Russia’s standoff with Lithuania is part of their troubled relationship, dating back to Moscow’s annexation of the country along with Estonia and Latvia in 1940. The three pushed their move toward independence under former Soviet leader Mikhail Gorbachev and regained it when the USSR collapsed in 1991.
fears of escalation
Some in the West have long feared that Russia could consider military intervention to secure a land corridor between its ally Belarus and the Kaliningrad region via the so-called Suwalki Gap, a 65-kilometer strip of land along Poland’s border with Lithuania.
The rhetoric on Russian state television has risen to a high pitch, with commentator Vladimir Solovyov accusing the West of reckless moves that have ticked the clock on to World War III.

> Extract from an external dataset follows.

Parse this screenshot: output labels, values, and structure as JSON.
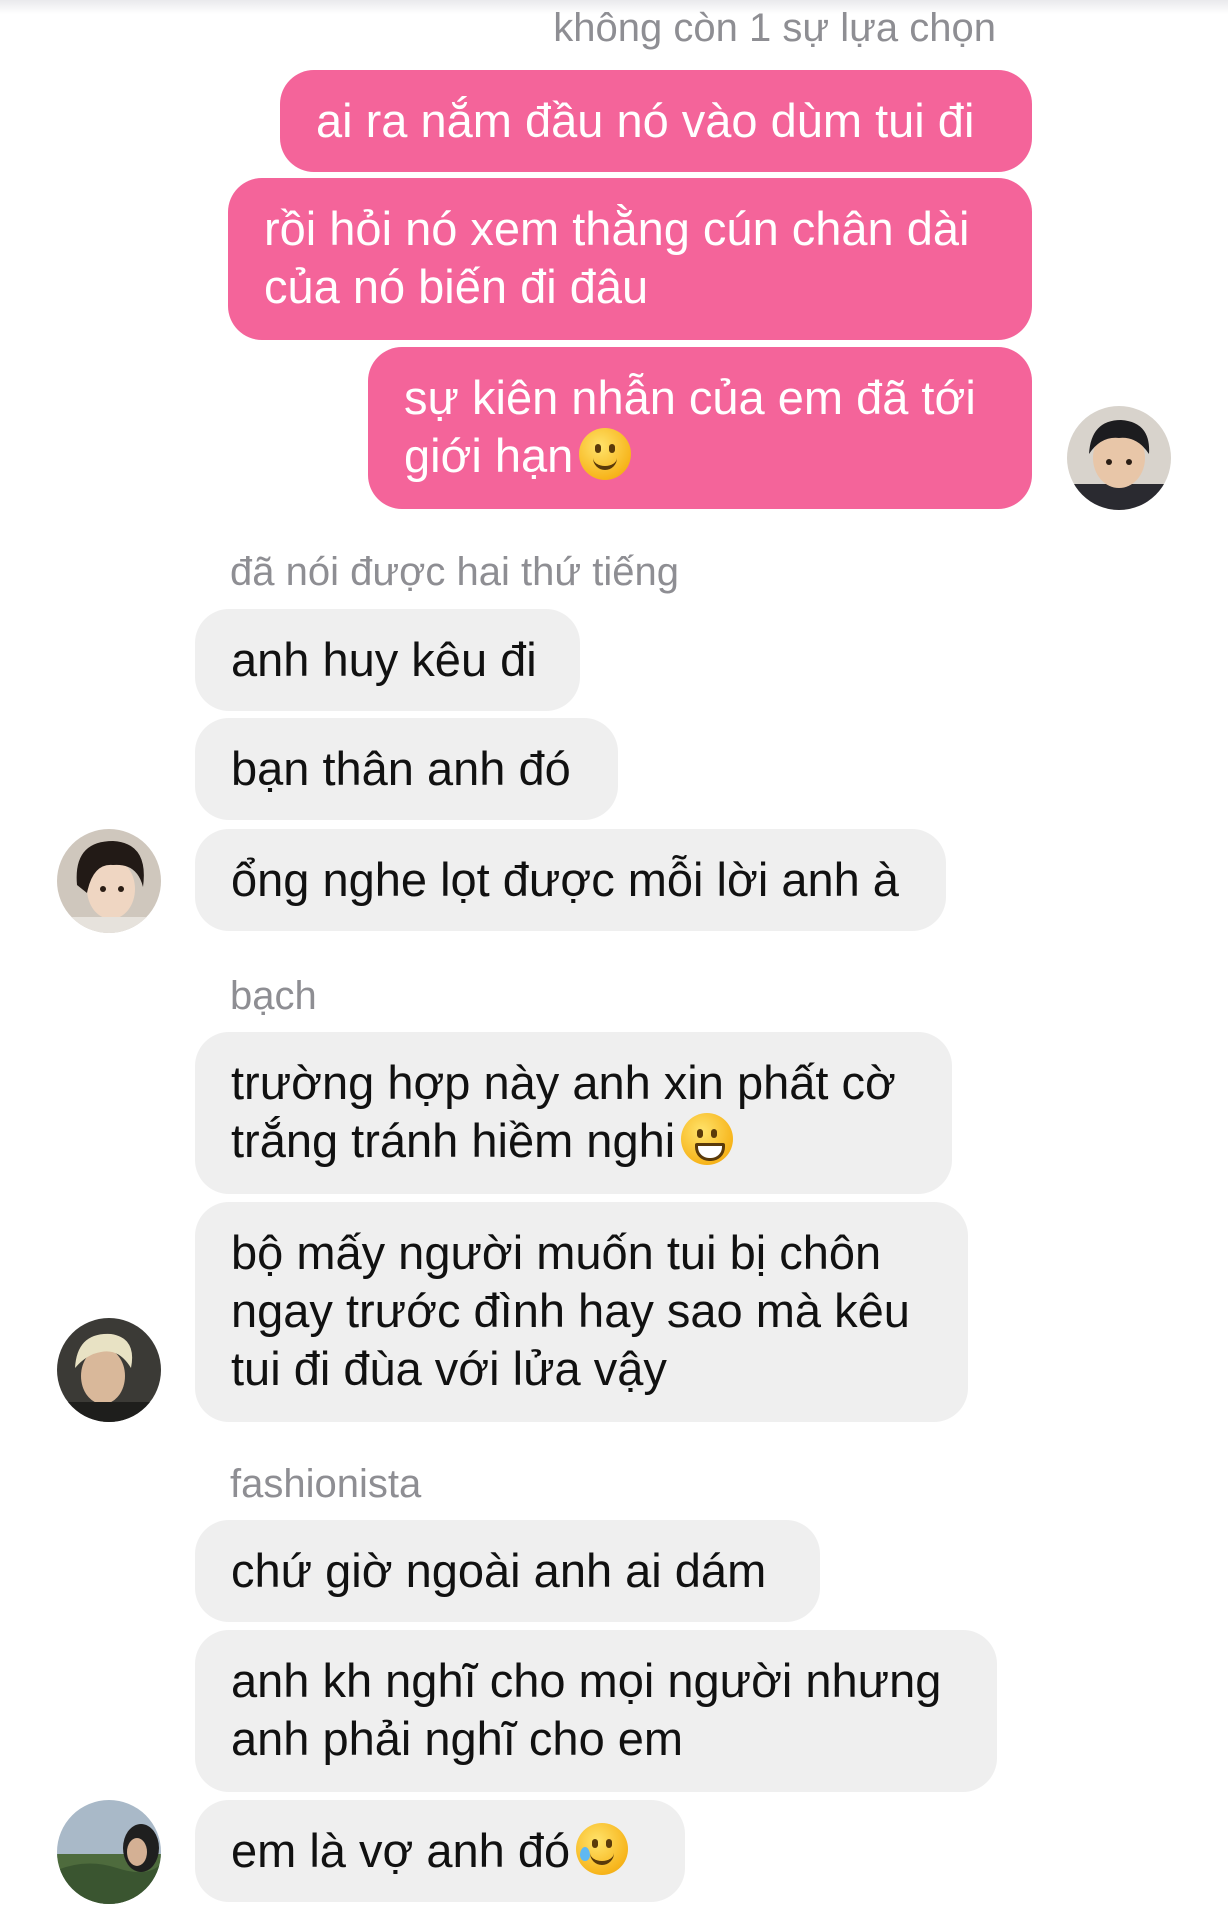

Lithuanian Defense Minister Arvydas Anusauskas on Wednesday warned of the risk of Russian provocations amid tensions in Kaliningrad. “Of course, if you have a military force and they are ruled by fools – I apologize for the expression – you can expect anything,” he said, adding that Lithuania is confident and counts on its NATO allies.
With most of Russia’s military stuck in Ukraine, any use of force in the Baltics could exceed Moscow’s capabilities for conventional weapons.
Estonian Prime Minister Kaja Kallas said she did not believe there was a military threat to Lithuania, adding that Russia was trying to pressure the EU to ease sanctions.
“Russia is very good at playing on our fears so that, you know, we back down from our decisions,” Kallas said in an interview with The Associated Press.
A Russian attempt to use force against Poland or Lithuania would trigger a direct conflict with NATO, which is obligated to protect each of its members under their charter’s mutual defense clause known as Article 5.
On Tuesday, US State Department spokesman Ned Price stressed Washington’s “ironically strong” commitment to the clause, which he described as NATO’s “fundamental principle.”
Russia’s Deputy Foreign Minister Sergei Ryabkov responded by warning the EU and NATO against “dangerous rhetorical games” over Kaliningrad. “Some influential and powerful forces in the West are doing everything in their power to further escalate tensions in relations with Russia,” he said, adding “some simply have no limits when it comes to inventing scenarios in which a military confrontation with us seems inevitable.”
Liudas Dapkus in Vilnius, Lithuania contributed.